Dataset records →

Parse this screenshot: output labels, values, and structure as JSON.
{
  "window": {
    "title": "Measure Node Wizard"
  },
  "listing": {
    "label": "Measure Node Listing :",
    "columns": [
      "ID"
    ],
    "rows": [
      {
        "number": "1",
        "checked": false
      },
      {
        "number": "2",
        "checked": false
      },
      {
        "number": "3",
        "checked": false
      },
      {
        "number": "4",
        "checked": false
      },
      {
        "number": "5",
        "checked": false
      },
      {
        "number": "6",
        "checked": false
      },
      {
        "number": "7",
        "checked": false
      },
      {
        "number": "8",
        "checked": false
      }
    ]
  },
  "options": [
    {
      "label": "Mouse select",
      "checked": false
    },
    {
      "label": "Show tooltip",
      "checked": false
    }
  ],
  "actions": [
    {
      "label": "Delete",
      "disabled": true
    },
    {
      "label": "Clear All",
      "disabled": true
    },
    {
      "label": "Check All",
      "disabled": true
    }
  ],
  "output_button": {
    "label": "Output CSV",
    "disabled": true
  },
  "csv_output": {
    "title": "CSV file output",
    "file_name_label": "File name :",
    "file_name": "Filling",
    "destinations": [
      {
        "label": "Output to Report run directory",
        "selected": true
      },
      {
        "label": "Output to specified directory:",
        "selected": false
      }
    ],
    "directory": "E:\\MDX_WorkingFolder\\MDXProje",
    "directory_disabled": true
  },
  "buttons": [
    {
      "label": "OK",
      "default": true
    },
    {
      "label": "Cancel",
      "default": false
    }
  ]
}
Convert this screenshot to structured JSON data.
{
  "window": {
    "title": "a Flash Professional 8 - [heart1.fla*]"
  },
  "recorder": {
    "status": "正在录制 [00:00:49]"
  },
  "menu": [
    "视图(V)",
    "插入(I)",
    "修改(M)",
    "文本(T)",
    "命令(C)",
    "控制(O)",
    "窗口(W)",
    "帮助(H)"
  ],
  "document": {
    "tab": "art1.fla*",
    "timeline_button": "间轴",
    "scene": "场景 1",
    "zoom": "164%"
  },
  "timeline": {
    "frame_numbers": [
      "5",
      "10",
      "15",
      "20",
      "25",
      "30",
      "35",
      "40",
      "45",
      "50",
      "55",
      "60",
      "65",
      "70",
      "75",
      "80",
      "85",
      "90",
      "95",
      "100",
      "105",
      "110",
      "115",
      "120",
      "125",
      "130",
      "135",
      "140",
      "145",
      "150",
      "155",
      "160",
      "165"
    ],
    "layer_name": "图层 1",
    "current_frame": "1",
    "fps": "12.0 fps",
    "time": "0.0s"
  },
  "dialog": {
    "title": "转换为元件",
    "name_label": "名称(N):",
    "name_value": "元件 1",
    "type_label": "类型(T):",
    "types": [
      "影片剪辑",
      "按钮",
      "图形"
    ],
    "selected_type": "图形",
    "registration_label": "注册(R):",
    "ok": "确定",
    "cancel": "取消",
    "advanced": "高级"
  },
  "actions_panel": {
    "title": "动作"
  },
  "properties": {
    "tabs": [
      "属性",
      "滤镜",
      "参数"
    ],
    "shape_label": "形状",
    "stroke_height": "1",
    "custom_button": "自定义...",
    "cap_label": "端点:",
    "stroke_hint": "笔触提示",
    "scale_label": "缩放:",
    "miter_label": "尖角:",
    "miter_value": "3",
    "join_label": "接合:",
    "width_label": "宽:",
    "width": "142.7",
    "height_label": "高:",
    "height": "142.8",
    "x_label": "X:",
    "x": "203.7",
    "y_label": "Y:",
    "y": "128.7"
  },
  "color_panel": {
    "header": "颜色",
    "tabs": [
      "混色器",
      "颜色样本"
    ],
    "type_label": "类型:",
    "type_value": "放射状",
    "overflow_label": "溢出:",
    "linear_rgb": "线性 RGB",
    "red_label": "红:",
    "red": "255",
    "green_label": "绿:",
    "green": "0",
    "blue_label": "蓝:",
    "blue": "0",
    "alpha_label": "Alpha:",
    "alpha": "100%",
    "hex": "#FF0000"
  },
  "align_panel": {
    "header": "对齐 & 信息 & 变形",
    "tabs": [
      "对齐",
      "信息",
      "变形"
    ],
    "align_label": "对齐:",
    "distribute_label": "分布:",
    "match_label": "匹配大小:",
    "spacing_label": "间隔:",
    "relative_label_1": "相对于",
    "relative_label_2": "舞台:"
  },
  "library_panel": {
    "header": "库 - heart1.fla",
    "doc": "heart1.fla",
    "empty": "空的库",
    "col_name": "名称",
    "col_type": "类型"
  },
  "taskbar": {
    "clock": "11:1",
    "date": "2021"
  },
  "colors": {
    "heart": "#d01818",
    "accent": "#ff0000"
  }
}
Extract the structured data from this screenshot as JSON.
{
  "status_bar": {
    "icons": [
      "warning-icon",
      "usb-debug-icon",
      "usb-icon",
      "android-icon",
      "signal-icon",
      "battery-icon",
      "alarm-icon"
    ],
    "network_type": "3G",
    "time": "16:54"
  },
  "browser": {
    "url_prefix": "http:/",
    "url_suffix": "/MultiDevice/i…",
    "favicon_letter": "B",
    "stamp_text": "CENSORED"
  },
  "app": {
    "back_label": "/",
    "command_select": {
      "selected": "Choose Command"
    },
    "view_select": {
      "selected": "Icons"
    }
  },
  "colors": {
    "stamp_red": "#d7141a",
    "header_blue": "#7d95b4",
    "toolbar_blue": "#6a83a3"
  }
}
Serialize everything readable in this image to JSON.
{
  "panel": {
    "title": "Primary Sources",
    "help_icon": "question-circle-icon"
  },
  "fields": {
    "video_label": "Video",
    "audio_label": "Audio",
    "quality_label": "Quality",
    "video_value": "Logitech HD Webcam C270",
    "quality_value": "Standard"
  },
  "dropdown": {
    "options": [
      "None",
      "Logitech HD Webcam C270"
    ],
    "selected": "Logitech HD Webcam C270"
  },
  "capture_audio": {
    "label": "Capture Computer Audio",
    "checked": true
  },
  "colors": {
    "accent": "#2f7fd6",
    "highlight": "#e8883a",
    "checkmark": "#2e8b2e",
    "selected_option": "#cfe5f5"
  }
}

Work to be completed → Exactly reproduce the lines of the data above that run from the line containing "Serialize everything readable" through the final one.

Solution for this task →
Serialize everything readable in this image to JSON.
{
  "panel": {
    "title": "Primary Sources",
    "help_icon": "question-circle-icon"
  },
  "fields": {
    "video_label": "Video",
    "audio_label": "Audio",
    "quality_label": "Quality",
    "video_value": "Logitech HD Webcam C270",
    "quality_value": "Standard"
  },
  "dropdown": {
    "options": [
      "None",
      "Logitech HD Webcam C270"
    ],
    "selected": "Logitech HD Webcam C270"
  },
  "capture_audio": {
    "label": "Capture Computer Audio",
    "checked": true
  },
  "colors": {
    "accent": "#2f7fd6",
    "highlight": "#e8883a",
    "checkmark": "#2e8b2e",
    "selected_option": "#cfe5f5"
  }
}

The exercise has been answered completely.